[Items from an interface collection]
******************************

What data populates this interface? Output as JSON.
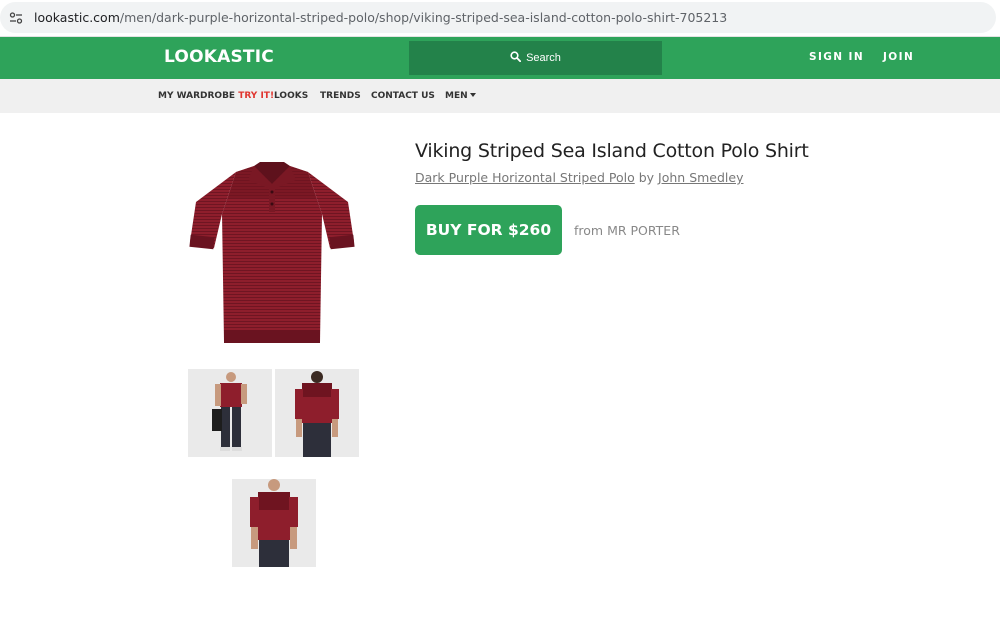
{
  "browser": {
    "url_host": "lookastic.com",
    "url_path": "/men/dark-purple-horizontal-striped-polo/shop/viking-striped-sea-island-cotton-polo-shirt-705213",
    "site_info_icon": "tune-icon"
  },
  "header": {
    "logo": "LOOKASTIC",
    "search_label": "Search",
    "search_icon": "search-icon",
    "sign_in": "SIGN IN",
    "join": "JOIN",
    "brand_color": "#2ea35a",
    "search_bg": "#23824a"
  },
  "subnav": {
    "wardrobe_label": "MY WARDROBE",
    "wardrobe_badge": "TRY IT!",
    "looks": "LOOKS",
    "trends": "TRENDS",
    "contact": "CONTACT US",
    "men": "MEN",
    "badge_color": "#e0352f"
  },
  "product": {
    "title": "Viking Striped Sea Island Cotton Polo Shirt",
    "category_link": "Dark Purple Horizontal Striped Polo",
    "by_word": "by",
    "brand_link": "John Smedley",
    "buy_label": "BUY FOR $260",
    "retailer": "from MR PORTER",
    "shirt_color": "#8e1e2c"
  }
}
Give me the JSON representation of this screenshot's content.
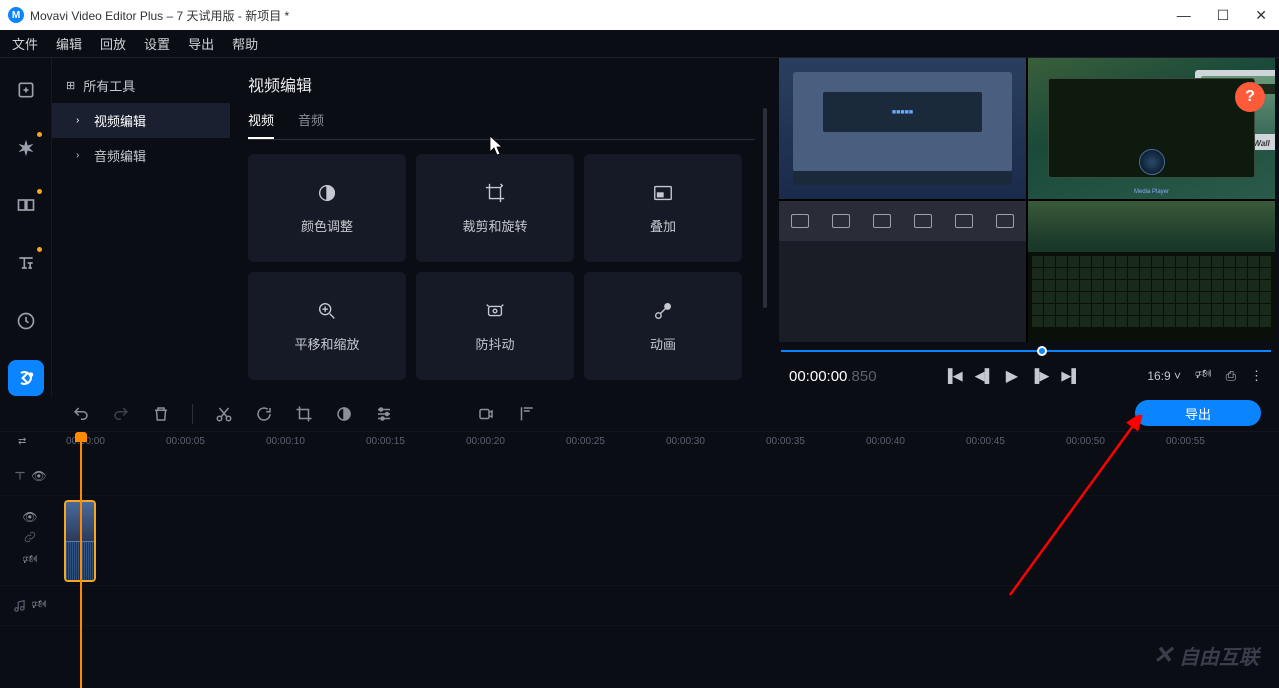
{
  "title_bar": {
    "app_name": "Movavi Video Editor Plus – 7 天试用版 - 新项目 *",
    "logo_char": "M"
  },
  "menu": {
    "file": "文件",
    "edit": "编辑",
    "playback": "回放",
    "settings": "设置",
    "export": "导出",
    "help": "帮助"
  },
  "tree": {
    "all_tools": "所有工具",
    "video_edit": "视频编辑",
    "audio_edit": "音频编辑"
  },
  "panel": {
    "title": "视频编辑",
    "tab_video": "视频",
    "tab_audio": "音频",
    "cards": {
      "color": "颜色调整",
      "crop": "裁剪和旋转",
      "overlay": "叠加",
      "panzoom": "平移和缩放",
      "stabilize": "防抖动",
      "animation": "动画"
    }
  },
  "preview": {
    "help": "?",
    "time_main": "00:00:00",
    "time_ms": ".850",
    "ratio": "16:9",
    "monitor_brand": "Great Wall"
  },
  "export_button": "导出",
  "ruler": {
    "t0": "00:00:00",
    "t1": "00:00:05",
    "t2": "00:00:10",
    "t3": "00:00:15",
    "t4": "00:00:20",
    "t5": "00:00:25",
    "t6": "00:00:30",
    "t7": "00:00:35",
    "t8": "00:00:40",
    "t9": "00:00:45",
    "t10": "00:00:50",
    "t11": "00:00:55"
  },
  "watermark": {
    "text": "自由互联"
  }
}
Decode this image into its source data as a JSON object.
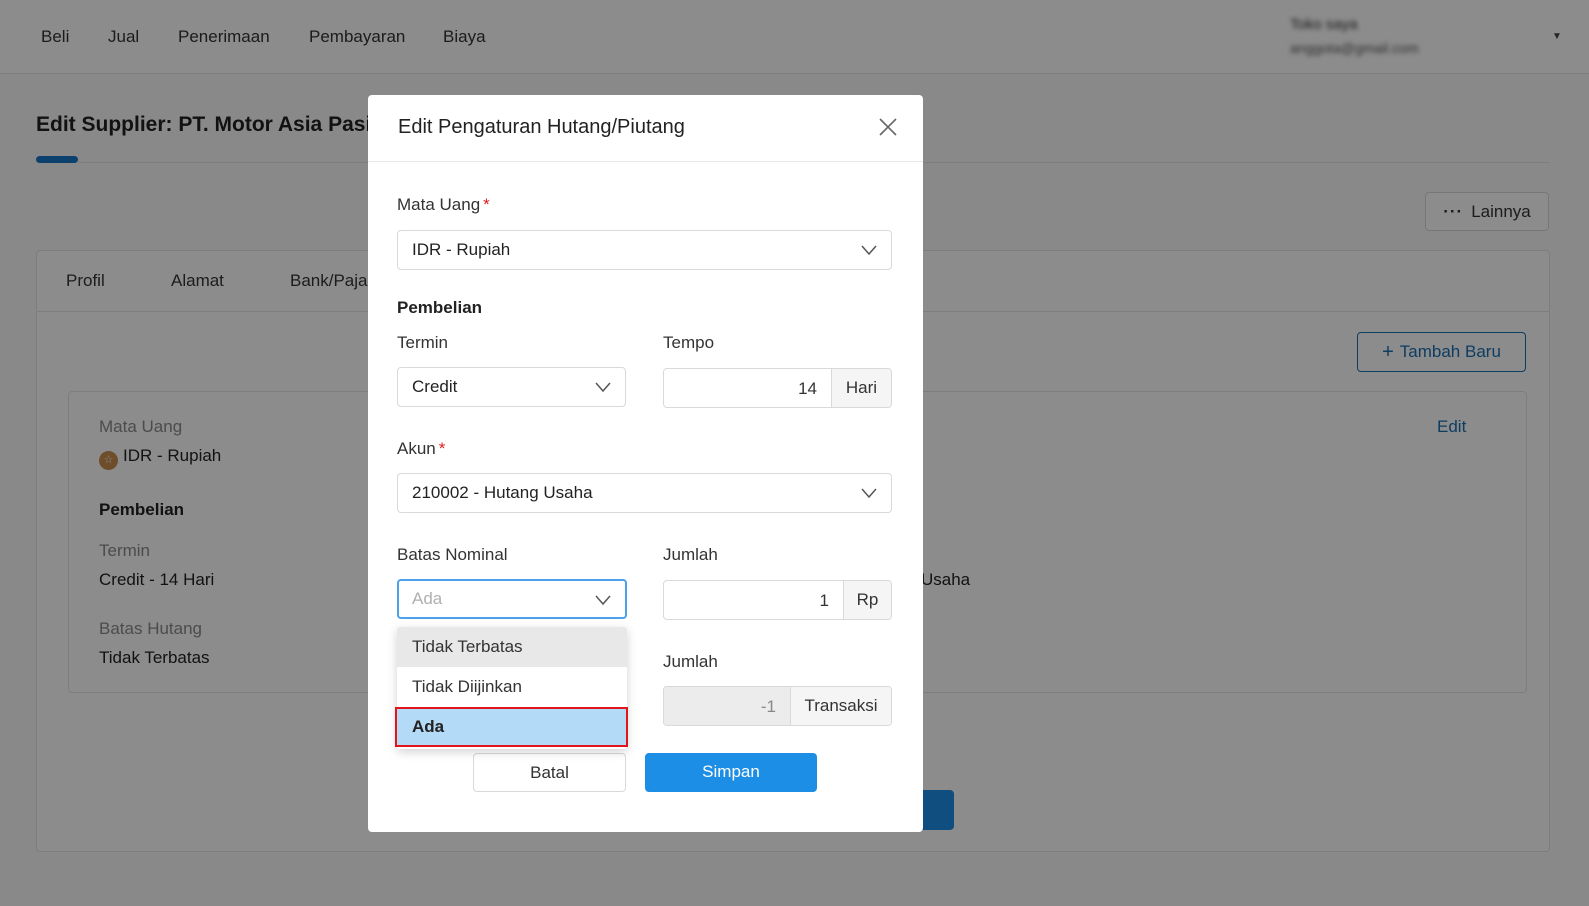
{
  "topnav": {
    "items": [
      "Beli",
      "Jual",
      "Penerimaan",
      "Pembayaran",
      "Biaya"
    ],
    "user_name": "Toko saya",
    "user_email": "anggota@gmail.com"
  },
  "page": {
    "title": "Edit Supplier: PT. Motor Asia Pasi",
    "more_label": "Lainnya",
    "tabs": [
      "Profil",
      "Alamat",
      "Bank/Paja"
    ],
    "add_label": "Tambah Baru",
    "edit_label": "Edit",
    "currency_label": "Mata Uang",
    "currency_value": "IDR - Rupiah",
    "purchase_heading": "Pembelian",
    "term_label": "Termin",
    "term_value": "Credit - 14 Hari",
    "limit_label": "Batas Hutang",
    "limit_value": "Tidak Terbatas",
    "account_value_partial": "Usaha"
  },
  "modal": {
    "title": "Edit Pengaturan Hutang/Piutang",
    "currency_label": "Mata Uang",
    "currency_value": "IDR - Rupiah",
    "purchase_heading": "Pembelian",
    "term_label": "Termin",
    "term_value": "Credit",
    "due_label": "Tempo",
    "due_value": "14",
    "due_unit": "Hari",
    "account_label": "Akun",
    "account_value": "210002 - Hutang Usaha",
    "limit_label": "Batas Nominal",
    "limit_placeholder": "Ada",
    "amount_label": "Jumlah",
    "amount_value": "1",
    "amount_unit": "Rp",
    "amount2_label": "Jumlah",
    "amount2_value": "-1",
    "amount2_unit": "Transaksi",
    "cancel_label": "Batal",
    "save_label": "Simpan",
    "limit_options": [
      "Tidak Terbatas",
      "Tidak Diijinkan",
      "Ada"
    ]
  },
  "colors": {
    "primary": "#1d8ee6",
    "link": "#1a6fb3",
    "selected_option": "#b3daf6",
    "highlight_border": "#e0161b",
    "required": "#e02020"
  }
}
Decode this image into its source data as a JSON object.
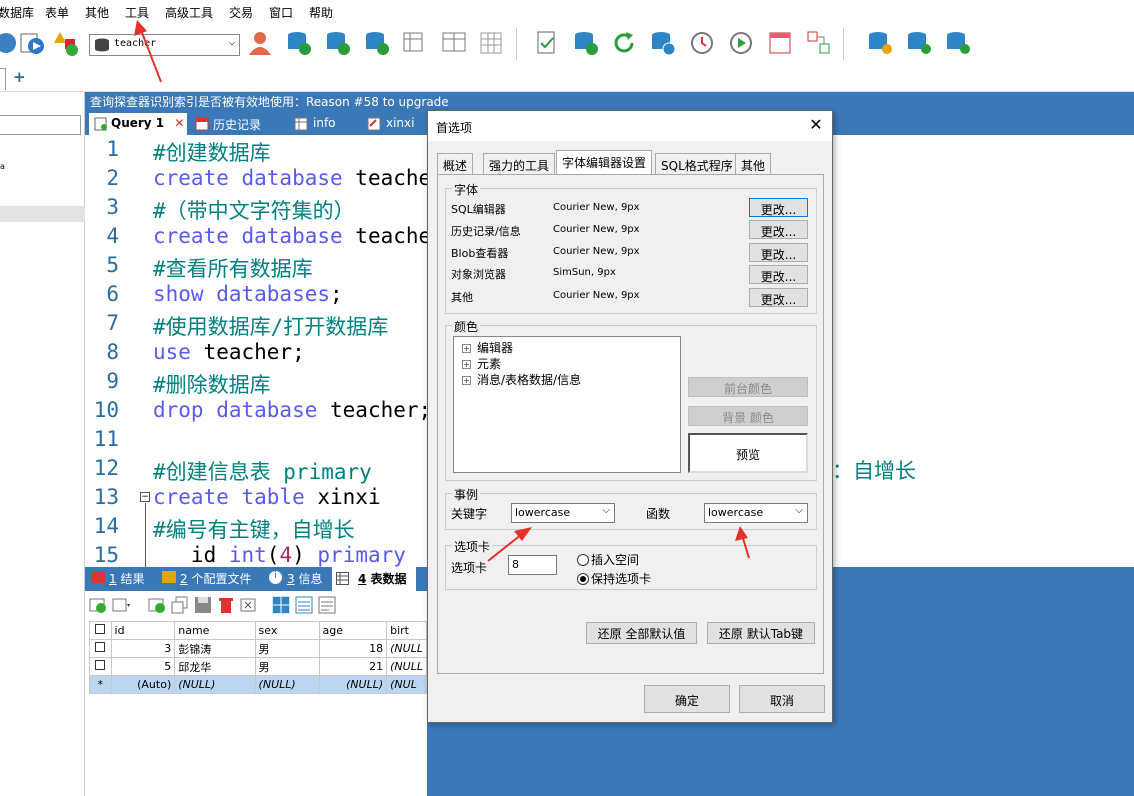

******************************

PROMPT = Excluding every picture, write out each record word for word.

RESPONSE =
What data populates this interface? Output as JSON.
{
  "browser": {
    "url_host": "lookastic.com",
    "url_path": "/men/dark-purple-horizontal-striped-polo/shop/viking-striped-sea-island-cotton-polo-shirt-705213",
    "site_info_icon": "tune-icon"
  },
  "header": {
    "logo": "LOOKASTIC",
    "search_label": "Search",
    "search_icon": "search-icon",
    "sign_in": "SIGN IN",
    "join": "JOIN",
    "brand_color": "#2ea35a",
    "search_bg": "#23824a"
  },
  "subnav": {
    "wardrobe_label": "MY WARDROBE",
    "wardrobe_badge": "TRY IT!",
    "looks": "LOOKS",
    "trends": "TRENDS",
    "contact": "CONTACT US",
    "men": "MEN",
    "badge_color": "#e0352f"
  },
  "product": {
    "title": "Viking Striped Sea Island Cotton Polo Shirt",
    "category_link": "Dark Purple Horizontal Striped Polo",
    "by_word": "by",
    "brand_link": "John Smedley",
    "buy_label": "BUY FOR $260",
    "retailer": "from MR PORTER",
    "shirt_color": "#8e1e2c"
  }
}
Give me the JSON representation of this screenshot's content.
{
  "title_bar": {
    "app_name": "Movavi Video Editor Plus – 7 天试用版 - 新项目 *",
    "logo_char": "M"
  },
  "menu": {
    "file": "文件",
    "edit": "编辑",
    "playback": "回放",
    "settings": "设置",
    "export": "导出",
    "help": "帮助"
  },
  "tree": {
    "all_tools": "所有工具",
    "video_edit": "视频编辑",
    "audio_edit": "音频编辑"
  },
  "panel": {
    "title": "视频编辑",
    "tab_video": "视频",
    "tab_audio": "音频",
    "cards": {
      "color": "颜色调整",
      "crop": "裁剪和旋转",
      "overlay": "叠加",
      "panzoom": "平移和缩放",
      "stabilize": "防抖动",
      "animation": "动画"
    }
  },
  "preview": {
    "help": "?",
    "time_main": "00:00:00",
    "time_ms": ".850",
    "ratio": "16:9",
    "monitor_brand": "Great Wall"
  },
  "export_button": "导出",
  "ruler": {
    "t0": "00:00:00",
    "t1": "00:00:05",
    "t2": "00:00:10",
    "t3": "00:00:15",
    "t4": "00:00:20",
    "t5": "00:00:25",
    "t6": "00:00:30",
    "t7": "00:00:35",
    "t8": "00:00:40",
    "t9": "00:00:45",
    "t10": "00:00:50",
    "t11": "00:00:55"
  },
  "watermark": {
    "text": "自由互联"
  }
}
Decode this image into its source data as a JSON object.
{
  "topnav": {
    "items": [
      "Beli",
      "Jual",
      "Penerimaan",
      "Pembayaran",
      "Biaya"
    ],
    "user_name": "Toko saya",
    "user_email": "anggota@gmail.com"
  },
  "page": {
    "title": "Edit Supplier: PT. Motor Asia Pasi",
    "more_label": "Lainnya",
    "tabs": [
      "Profil",
      "Alamat",
      "Bank/Paja"
    ],
    "add_label": "Tambah Baru",
    "edit_label": "Edit",
    "currency_label": "Mata Uang",
    "currency_value": "IDR - Rupiah",
    "purchase_heading": "Pembelian",
    "term_label": "Termin",
    "term_value": "Credit - 14 Hari",
    "limit_label": "Batas Hutang",
    "limit_value": "Tidak Terbatas",
    "account_value_partial": "Usaha"
  },
  "modal": {
    "title": "Edit Pengaturan Hutang/Piutang",
    "currency_label": "Mata Uang",
    "currency_value": "IDR - Rupiah",
    "purchase_heading": "Pembelian",
    "term_label": "Termin",
    "term_value": "Credit",
    "due_label": "Tempo",
    "due_value": "14",
    "due_unit": "Hari",
    "account_label": "Akun",
    "account_value": "210002 - Hutang Usaha",
    "limit_label": "Batas Nominal",
    "limit_placeholder": "Ada",
    "amount_label": "Jumlah",
    "amount_value": "1",
    "amount_unit": "Rp",
    "amount2_label": "Jumlah",
    "amount2_value": "-1",
    "amount2_unit": "Transaksi",
    "cancel_label": "Batal",
    "save_label": "Simpan",
    "limit_options": [
      "Tidak Terbatas",
      "Tidak Diijinkan",
      "Ada"
    ]
  },
  "colors": {
    "primary": "#1d8ee6",
    "link": "#1a6fb3",
    "selected_option": "#b3daf6",
    "highlight_border": "#e0161b",
    "required": "#e02020"
  }
}
Decode this image into its source data as a JSON object.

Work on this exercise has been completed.